For the Puris:
- 1 cup semolina rava
- 1/4 cup all-purpose flour maida
- A pinch of baking soda
- Salt to taste
- Water as needed for kneading
- Oil for deep frying
For the Filling
- 1 cup boiled and mashed potatoes
- 1/2 cup boiled chickpeas
- 1/4 cup finely chopped onions
- 2 tablespoons chopped fresh coriander leaves
- 1 teaspoon roasted cumin powder
- 1/2 teaspoon chaat masala
- Salt to taste
For the Tamarind Water
- 1/2 cup tamarind pulp
- 2 cups water
- 1 tablespoon jaggery or sugar
- 1 teaspoon roasted cumin powder
- 1/2 teaspoon black salt
- 1/4 teaspoon red chili powder
- Salt to taste
- In a mixing bowl, combine the semolina, all-purpose flour, baking soda, and salt. Gradually add water and knead it into a stiff dough. Cover and let it rest for 20-30 minutes.
- In another bowl, mix the mashed potatoes, boiled chickpeas, chopped onions, coriander leaves, roasted cumin powder, chaat masala, and salt. Set the filling aside.
- To prepare the tamarind water, soak the tamarind pulp in water for 15-20 minutes. Then, squeeze out the pulp, discarding the fibers. Add jaggery or sugar, roasted cumin powder, black salt, red chili powder, and salt to the tamarind pulp water. Mix well until everything is dissolved. Strain the mixture to remove any impurities.

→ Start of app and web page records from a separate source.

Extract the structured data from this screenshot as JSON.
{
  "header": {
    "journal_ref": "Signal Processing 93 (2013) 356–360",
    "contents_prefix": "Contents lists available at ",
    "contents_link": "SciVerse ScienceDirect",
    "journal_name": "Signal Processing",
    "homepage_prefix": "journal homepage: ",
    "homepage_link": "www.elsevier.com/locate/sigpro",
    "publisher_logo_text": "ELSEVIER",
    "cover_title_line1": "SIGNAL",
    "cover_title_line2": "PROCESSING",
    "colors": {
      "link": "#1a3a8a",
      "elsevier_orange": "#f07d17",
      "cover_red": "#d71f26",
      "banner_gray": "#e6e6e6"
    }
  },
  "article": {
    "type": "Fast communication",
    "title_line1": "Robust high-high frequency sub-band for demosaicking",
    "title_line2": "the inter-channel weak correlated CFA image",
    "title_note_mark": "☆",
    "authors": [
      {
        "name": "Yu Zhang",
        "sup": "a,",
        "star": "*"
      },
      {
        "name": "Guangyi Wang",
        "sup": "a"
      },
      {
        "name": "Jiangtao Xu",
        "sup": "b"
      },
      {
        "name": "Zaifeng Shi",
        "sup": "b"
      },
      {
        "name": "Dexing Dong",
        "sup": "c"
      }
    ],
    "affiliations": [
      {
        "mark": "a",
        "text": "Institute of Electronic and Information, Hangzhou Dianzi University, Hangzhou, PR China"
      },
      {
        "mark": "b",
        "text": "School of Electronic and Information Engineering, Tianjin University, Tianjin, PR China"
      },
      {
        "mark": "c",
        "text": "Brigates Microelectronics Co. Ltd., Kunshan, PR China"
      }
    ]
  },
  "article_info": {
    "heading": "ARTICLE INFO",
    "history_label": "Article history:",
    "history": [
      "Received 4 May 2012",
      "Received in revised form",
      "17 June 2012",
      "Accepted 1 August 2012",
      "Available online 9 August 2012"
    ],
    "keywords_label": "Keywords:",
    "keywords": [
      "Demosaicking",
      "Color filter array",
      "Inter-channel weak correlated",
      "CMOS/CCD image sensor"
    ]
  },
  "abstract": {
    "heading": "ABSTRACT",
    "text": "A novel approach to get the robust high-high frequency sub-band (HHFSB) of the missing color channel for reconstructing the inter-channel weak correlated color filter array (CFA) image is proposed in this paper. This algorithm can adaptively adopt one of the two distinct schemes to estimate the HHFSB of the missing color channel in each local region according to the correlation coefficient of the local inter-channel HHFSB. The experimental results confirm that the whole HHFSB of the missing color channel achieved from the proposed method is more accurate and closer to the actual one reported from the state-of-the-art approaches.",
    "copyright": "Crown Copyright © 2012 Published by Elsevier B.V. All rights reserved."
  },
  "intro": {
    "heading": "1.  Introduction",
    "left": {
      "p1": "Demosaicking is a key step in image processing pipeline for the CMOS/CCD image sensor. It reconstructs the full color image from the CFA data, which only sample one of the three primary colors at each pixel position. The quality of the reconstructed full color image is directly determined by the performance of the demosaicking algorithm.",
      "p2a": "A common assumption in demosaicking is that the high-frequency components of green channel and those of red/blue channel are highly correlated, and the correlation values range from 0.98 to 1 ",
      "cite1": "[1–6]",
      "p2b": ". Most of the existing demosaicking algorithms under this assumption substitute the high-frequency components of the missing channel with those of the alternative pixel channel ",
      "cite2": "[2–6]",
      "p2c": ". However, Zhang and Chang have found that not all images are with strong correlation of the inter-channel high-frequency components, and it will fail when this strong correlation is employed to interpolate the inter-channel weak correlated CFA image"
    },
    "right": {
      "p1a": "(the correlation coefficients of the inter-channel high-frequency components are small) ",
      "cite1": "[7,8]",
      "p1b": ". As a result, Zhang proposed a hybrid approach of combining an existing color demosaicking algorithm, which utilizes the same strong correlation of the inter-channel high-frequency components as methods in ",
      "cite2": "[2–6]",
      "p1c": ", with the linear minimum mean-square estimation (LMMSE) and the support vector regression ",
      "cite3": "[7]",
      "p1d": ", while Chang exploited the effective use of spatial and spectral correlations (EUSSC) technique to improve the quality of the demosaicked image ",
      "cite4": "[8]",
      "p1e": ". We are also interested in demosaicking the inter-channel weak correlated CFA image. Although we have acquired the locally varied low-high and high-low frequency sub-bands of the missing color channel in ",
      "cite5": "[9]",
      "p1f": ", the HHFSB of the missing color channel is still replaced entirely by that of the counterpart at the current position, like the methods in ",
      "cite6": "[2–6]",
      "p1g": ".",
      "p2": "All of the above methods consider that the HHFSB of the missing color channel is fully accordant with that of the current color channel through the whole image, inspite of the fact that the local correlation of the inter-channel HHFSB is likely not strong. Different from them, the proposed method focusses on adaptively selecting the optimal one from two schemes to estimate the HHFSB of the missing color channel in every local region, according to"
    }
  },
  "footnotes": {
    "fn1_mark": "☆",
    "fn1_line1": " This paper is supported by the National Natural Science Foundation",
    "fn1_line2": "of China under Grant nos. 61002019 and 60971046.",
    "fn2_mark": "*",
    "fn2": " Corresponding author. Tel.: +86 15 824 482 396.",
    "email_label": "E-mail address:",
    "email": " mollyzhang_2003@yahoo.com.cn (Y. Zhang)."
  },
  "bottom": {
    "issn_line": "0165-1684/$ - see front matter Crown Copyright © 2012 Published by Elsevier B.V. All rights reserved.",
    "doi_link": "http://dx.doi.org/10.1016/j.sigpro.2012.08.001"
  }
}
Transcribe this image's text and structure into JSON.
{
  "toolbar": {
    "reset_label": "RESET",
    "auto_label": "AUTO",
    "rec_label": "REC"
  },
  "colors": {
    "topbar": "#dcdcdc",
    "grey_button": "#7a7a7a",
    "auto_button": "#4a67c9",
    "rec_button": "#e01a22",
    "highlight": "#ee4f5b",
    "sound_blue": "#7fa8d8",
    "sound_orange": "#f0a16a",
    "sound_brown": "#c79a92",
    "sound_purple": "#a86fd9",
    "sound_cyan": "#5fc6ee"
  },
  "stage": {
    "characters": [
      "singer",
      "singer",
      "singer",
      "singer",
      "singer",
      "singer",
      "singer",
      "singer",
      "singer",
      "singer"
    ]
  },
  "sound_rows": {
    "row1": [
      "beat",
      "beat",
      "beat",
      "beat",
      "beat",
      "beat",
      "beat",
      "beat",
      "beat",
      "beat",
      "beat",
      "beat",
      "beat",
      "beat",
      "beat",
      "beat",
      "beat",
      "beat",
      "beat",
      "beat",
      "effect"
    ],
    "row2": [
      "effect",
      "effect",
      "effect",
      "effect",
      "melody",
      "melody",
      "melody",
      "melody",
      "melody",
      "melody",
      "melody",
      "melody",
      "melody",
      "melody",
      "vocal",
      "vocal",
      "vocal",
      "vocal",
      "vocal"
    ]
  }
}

- Heat oil in a deep frying pan or kadai over medium heat.
- Divide the dough into small portions and roll them into small circles using a rolling pin. Make sure they are thin and not too thick.
- Carefully slide a few puris into the hot oil and fry until they puff up and turn golden brown. Flip them once to ensure even frying. Remove the puris from the oil and drain them on a paper towel. Fry the remaining puris in the same manner.
- To serve, make a small hole in each puri using your thumb or the back of a spoon. Fill each puri with a spoonful of the prepared filling.
- Arrange the filled puris on a plate and serve with the tamarind water. Optionally, you can also serve with some mint-coriander chutney and spicy green chili water for an extra kick.